Dataset rows for apps and sites:
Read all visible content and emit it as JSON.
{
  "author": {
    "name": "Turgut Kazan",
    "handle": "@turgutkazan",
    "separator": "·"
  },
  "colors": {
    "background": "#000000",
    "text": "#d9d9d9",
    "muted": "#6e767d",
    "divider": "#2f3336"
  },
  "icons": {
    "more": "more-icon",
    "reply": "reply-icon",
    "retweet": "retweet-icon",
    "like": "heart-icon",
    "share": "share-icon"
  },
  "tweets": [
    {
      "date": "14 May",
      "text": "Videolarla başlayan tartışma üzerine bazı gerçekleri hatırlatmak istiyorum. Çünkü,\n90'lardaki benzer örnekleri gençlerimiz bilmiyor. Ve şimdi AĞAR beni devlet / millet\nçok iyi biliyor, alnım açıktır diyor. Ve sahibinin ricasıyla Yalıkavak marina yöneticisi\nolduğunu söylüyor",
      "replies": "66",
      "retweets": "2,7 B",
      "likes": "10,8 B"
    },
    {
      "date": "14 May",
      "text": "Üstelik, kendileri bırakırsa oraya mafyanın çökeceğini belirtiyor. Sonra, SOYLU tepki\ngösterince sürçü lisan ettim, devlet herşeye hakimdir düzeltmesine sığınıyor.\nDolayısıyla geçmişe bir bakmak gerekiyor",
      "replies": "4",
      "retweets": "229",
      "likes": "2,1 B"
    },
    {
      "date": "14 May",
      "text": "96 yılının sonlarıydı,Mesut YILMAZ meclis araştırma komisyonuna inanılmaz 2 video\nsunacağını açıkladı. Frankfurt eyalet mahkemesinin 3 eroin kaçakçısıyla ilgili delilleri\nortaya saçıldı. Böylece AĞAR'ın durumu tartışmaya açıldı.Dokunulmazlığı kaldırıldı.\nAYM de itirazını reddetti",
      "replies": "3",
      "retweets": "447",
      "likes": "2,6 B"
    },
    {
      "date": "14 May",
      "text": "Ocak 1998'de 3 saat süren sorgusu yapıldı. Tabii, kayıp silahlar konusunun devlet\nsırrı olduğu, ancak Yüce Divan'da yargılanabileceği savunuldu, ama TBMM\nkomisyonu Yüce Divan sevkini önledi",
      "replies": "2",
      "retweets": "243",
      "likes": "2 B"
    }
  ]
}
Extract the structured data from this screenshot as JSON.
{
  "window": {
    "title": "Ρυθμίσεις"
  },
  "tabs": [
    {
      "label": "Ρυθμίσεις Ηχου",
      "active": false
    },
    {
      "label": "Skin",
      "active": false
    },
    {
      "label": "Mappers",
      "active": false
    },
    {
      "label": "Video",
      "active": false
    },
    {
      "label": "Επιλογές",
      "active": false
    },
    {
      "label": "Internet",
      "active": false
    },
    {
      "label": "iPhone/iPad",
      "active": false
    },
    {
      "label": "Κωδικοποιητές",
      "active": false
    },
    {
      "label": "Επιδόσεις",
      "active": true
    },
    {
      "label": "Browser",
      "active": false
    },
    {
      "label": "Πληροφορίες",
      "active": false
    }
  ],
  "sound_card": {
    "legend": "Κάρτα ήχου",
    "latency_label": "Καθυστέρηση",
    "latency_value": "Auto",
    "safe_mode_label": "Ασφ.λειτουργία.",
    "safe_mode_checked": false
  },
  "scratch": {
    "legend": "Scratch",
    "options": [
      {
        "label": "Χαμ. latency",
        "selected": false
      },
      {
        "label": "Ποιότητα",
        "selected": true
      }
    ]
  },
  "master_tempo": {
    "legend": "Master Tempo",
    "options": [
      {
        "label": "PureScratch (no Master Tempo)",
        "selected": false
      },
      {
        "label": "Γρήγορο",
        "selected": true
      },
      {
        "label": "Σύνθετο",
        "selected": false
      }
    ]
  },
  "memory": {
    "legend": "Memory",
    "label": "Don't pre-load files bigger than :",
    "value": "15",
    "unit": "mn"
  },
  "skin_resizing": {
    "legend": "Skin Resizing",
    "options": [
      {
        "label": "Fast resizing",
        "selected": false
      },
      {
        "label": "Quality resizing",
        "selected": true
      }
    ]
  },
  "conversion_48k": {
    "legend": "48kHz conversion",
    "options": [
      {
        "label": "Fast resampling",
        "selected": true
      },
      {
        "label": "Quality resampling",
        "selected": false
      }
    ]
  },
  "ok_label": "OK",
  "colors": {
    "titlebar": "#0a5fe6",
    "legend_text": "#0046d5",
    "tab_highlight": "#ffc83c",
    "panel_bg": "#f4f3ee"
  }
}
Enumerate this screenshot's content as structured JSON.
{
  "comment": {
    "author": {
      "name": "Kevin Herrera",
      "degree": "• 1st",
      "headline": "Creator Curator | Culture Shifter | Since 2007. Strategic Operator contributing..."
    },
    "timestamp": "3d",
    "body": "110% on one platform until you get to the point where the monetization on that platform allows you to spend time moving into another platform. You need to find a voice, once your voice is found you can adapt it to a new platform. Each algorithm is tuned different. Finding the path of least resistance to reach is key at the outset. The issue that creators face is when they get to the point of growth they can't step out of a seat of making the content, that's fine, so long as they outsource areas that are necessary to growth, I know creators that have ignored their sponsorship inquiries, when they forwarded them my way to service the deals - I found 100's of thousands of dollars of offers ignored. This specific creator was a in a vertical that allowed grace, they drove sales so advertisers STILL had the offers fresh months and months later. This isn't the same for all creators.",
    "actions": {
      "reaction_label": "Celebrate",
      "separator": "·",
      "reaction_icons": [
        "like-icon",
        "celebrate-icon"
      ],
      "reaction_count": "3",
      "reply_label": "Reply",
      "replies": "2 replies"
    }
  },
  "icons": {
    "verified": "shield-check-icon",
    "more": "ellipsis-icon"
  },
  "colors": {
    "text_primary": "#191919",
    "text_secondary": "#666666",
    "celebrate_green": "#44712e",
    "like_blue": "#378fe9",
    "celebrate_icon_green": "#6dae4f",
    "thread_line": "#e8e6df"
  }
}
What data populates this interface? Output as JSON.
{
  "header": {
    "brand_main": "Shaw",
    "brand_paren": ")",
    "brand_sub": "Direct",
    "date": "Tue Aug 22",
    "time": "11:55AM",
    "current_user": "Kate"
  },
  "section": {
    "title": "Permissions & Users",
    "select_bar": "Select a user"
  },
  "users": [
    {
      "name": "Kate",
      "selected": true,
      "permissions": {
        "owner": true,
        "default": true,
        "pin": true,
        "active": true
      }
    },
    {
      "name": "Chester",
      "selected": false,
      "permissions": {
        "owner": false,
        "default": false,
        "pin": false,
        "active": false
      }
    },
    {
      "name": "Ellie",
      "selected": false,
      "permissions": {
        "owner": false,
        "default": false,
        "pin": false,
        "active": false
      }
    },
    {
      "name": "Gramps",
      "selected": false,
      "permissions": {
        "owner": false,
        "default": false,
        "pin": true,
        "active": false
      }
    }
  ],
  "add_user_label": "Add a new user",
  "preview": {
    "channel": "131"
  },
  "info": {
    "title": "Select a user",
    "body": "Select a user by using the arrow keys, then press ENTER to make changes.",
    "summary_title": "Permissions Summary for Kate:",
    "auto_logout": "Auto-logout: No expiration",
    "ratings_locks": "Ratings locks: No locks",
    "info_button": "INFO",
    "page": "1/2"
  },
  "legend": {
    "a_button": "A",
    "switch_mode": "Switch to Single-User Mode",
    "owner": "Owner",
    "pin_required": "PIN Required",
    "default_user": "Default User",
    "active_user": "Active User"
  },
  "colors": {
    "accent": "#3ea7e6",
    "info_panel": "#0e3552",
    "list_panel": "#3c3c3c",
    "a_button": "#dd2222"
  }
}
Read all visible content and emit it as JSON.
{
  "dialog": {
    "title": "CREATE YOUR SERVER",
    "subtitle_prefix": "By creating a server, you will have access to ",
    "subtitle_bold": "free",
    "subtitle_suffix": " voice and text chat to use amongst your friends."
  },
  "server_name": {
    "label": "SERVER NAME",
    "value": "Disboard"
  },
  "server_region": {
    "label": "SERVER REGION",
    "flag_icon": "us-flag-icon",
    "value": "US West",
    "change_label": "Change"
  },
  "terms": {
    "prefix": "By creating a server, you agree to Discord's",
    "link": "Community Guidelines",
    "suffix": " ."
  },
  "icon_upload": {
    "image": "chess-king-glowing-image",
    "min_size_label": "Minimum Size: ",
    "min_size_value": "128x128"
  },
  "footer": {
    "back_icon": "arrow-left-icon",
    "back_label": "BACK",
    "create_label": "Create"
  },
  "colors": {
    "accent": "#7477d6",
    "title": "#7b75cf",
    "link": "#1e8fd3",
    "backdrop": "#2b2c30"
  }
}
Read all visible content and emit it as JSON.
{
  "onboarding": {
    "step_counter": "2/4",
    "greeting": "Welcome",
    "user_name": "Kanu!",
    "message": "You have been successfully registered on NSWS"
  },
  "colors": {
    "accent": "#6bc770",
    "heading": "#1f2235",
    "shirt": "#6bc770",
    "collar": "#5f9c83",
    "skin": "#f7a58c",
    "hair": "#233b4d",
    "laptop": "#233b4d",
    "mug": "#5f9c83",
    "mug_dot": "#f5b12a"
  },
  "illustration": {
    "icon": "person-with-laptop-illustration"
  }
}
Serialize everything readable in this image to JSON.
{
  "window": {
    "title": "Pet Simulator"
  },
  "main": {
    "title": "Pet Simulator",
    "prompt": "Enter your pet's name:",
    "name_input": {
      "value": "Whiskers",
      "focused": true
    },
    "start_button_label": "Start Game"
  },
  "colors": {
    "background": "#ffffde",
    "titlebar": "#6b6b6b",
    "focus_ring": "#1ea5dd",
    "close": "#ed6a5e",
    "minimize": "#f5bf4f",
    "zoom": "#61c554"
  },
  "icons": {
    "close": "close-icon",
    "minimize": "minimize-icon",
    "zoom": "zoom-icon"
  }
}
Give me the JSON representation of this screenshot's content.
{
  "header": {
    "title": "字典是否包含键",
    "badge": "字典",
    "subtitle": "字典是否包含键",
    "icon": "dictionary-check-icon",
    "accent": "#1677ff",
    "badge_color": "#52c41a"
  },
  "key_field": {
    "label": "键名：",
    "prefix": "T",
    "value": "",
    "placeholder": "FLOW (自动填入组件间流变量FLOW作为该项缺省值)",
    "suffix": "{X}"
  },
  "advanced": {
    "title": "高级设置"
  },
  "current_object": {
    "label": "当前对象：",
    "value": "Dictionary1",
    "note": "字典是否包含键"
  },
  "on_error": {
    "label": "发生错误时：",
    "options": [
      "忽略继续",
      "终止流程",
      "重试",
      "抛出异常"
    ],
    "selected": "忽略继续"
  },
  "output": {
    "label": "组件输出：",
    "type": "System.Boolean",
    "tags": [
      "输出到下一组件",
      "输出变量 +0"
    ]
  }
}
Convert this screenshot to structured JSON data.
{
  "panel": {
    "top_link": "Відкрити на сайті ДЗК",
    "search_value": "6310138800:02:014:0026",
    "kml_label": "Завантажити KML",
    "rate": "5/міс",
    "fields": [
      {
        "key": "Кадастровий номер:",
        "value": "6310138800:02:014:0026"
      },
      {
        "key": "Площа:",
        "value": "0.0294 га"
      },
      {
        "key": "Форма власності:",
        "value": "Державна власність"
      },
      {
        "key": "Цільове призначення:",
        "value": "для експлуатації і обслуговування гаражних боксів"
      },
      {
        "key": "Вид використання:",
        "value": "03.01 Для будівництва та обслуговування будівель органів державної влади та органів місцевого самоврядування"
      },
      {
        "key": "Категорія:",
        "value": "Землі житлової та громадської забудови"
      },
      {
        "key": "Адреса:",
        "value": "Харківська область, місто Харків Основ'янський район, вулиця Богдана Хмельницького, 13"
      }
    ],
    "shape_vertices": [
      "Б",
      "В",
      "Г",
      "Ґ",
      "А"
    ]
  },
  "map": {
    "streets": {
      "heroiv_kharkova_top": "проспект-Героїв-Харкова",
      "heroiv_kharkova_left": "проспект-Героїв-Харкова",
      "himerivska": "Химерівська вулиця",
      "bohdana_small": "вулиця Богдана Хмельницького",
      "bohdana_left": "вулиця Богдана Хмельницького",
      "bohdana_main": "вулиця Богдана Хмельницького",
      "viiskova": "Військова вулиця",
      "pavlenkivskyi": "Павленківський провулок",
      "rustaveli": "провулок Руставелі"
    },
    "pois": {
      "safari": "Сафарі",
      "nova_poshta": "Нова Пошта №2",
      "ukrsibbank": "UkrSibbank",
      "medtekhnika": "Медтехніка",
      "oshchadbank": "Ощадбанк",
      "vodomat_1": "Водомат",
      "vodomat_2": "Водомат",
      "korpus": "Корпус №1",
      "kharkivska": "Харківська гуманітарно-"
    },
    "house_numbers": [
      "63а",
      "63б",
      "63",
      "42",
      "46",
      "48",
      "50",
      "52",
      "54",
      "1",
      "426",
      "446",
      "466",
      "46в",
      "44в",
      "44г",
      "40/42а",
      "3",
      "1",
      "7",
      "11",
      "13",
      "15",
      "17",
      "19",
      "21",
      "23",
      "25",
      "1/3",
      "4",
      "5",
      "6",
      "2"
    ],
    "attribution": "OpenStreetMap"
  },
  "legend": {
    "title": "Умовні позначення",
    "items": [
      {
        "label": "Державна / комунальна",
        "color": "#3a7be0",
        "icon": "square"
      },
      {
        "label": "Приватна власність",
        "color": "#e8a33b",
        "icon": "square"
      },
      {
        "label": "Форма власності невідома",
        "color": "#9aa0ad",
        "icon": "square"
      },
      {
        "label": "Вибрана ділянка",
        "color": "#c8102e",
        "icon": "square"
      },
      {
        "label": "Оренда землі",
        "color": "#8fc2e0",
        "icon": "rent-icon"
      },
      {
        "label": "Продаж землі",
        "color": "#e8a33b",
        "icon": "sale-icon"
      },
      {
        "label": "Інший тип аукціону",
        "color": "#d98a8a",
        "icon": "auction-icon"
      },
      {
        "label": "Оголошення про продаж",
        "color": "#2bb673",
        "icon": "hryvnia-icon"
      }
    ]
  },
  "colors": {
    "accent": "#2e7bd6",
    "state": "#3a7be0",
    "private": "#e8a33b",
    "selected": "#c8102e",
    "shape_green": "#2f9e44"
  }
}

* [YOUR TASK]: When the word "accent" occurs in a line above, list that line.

* [RESPONSE AREA]:
    "accent": "#3ea7e6",
    "accent": "#7477d6",
    "accent": "#6bc770",
    "accent": "#1677ff",
    "accent": "#2e7bd6",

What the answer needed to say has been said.